Provided data:
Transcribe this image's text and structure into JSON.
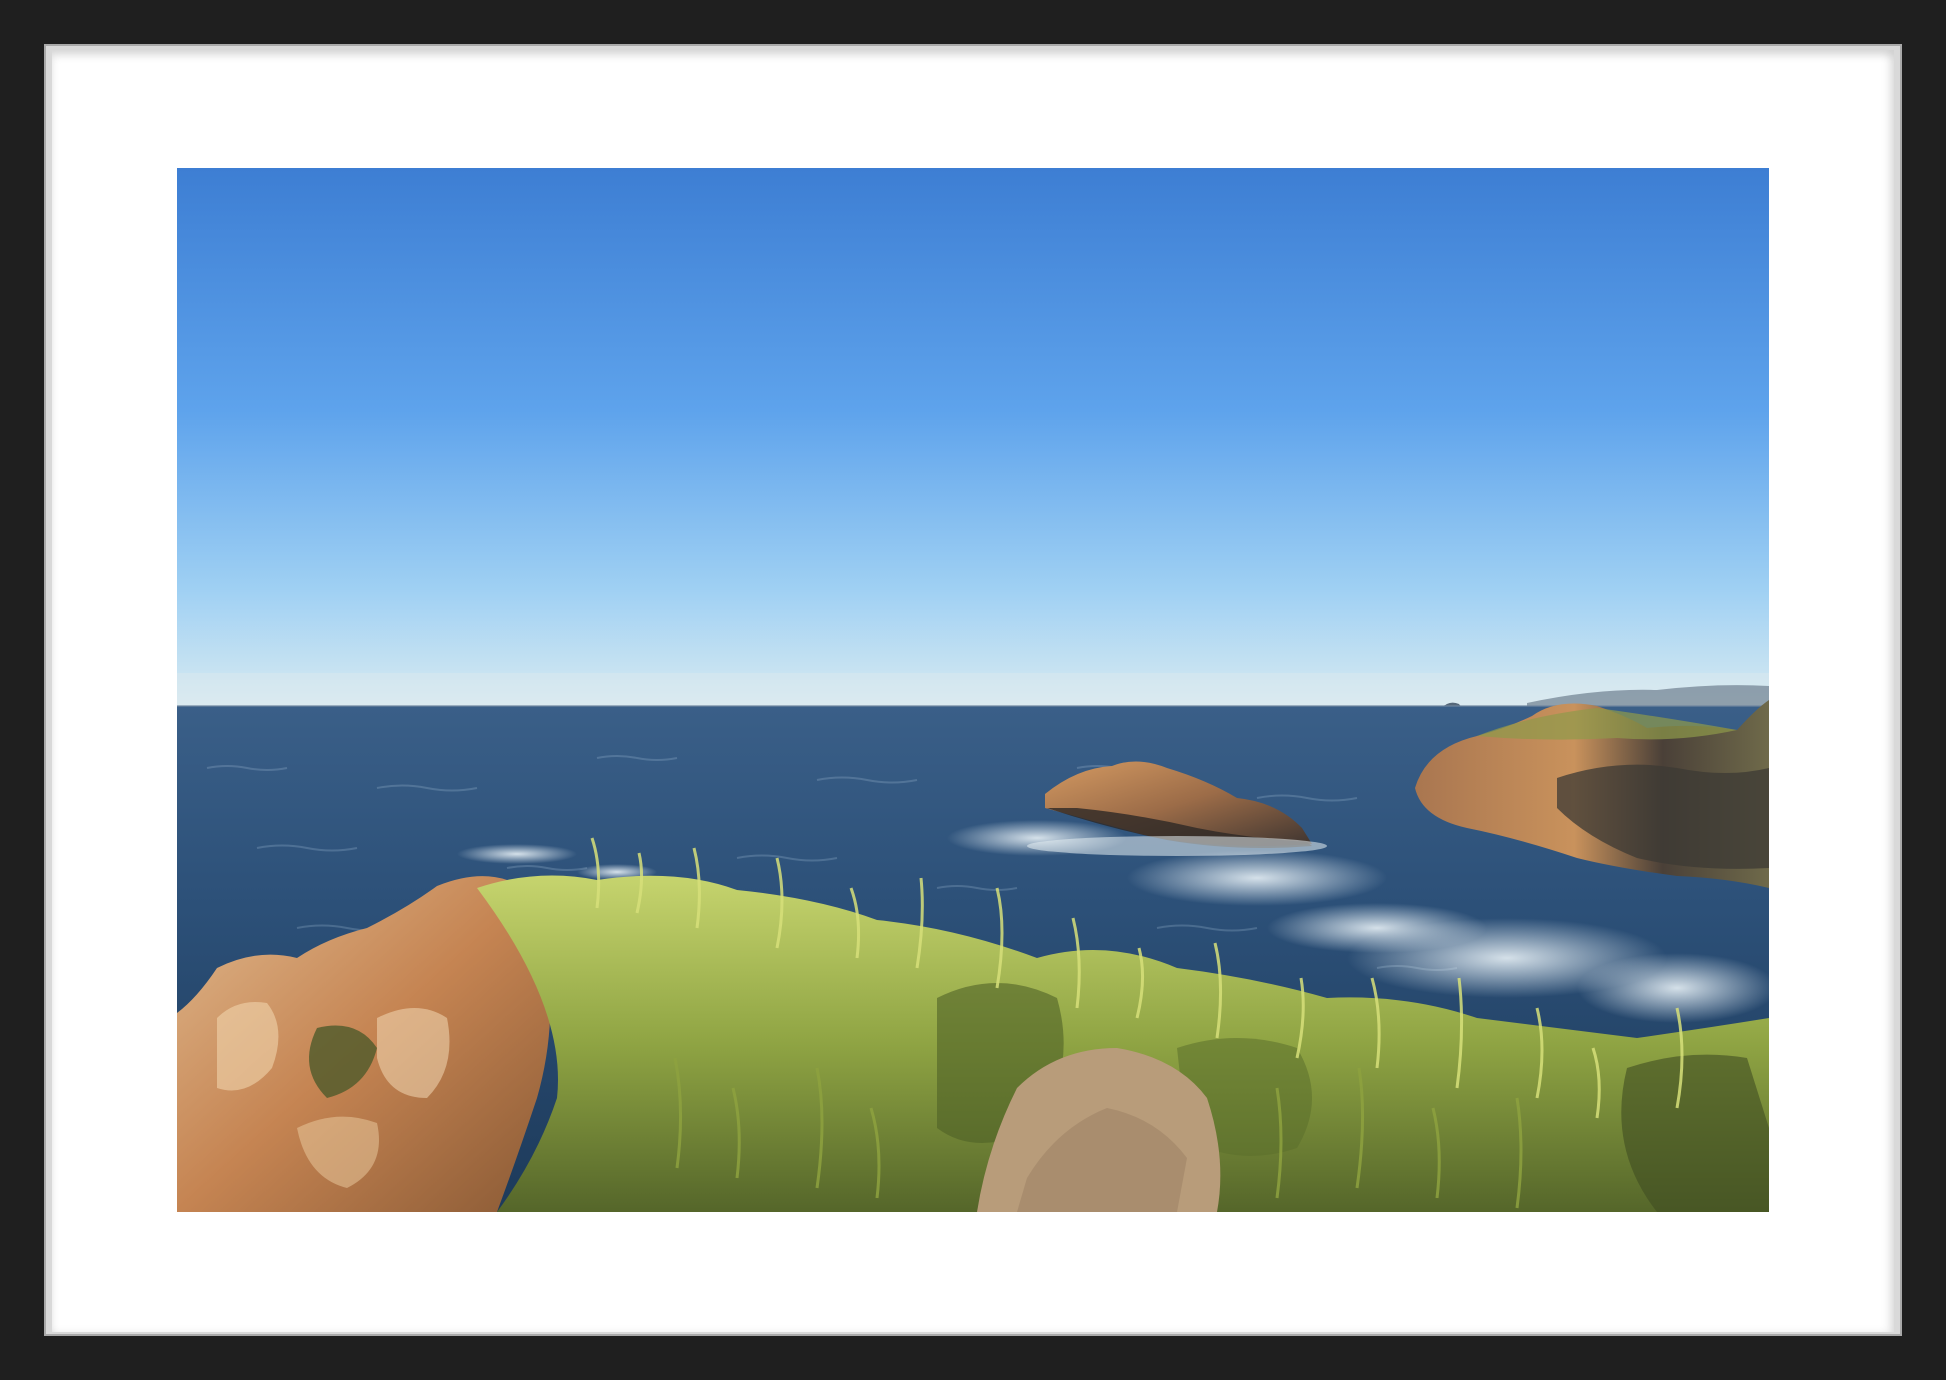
{
  "colors": {
    "frame": "#1f1f1f",
    "mat": "#ffffff",
    "sky_top": "#3f7fd4",
    "sky_mid": "#6aaaf0",
    "sky_horizon": "#cde7f5",
    "sea_far": "#2f5178",
    "sea_near": "#1f3c5c",
    "surf": "#dbe8f0",
    "rock_lit": "#c98a55",
    "rock_shadow": "#3b3430",
    "grass_light": "#c9d56a",
    "grass_dark": "#5b6f2b"
  },
  "scene": {
    "subject": "coastal-seascape",
    "elements": [
      "sky",
      "horizon",
      "ocean",
      "offshore-rock",
      "headland",
      "surf",
      "grassy-cliff",
      "dirt-path"
    ]
  }
}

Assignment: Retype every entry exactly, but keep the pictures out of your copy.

Task output:
Transcribe this image's text and structure into JSON.
{
  "colors": {
    "frame": "#1f1f1f",
    "mat": "#ffffff",
    "sky_top": "#3f7fd4",
    "sky_mid": "#6aaaf0",
    "sky_horizon": "#cde7f5",
    "sea_far": "#2f5178",
    "sea_near": "#1f3c5c",
    "surf": "#dbe8f0",
    "rock_lit": "#c98a55",
    "rock_shadow": "#3b3430",
    "grass_light": "#c9d56a",
    "grass_dark": "#5b6f2b"
  },
  "scene": {
    "subject": "coastal-seascape",
    "elements": [
      "sky",
      "horizon",
      "ocean",
      "offshore-rock",
      "headland",
      "surf",
      "grassy-cliff",
      "dirt-path"
    ]
  }
}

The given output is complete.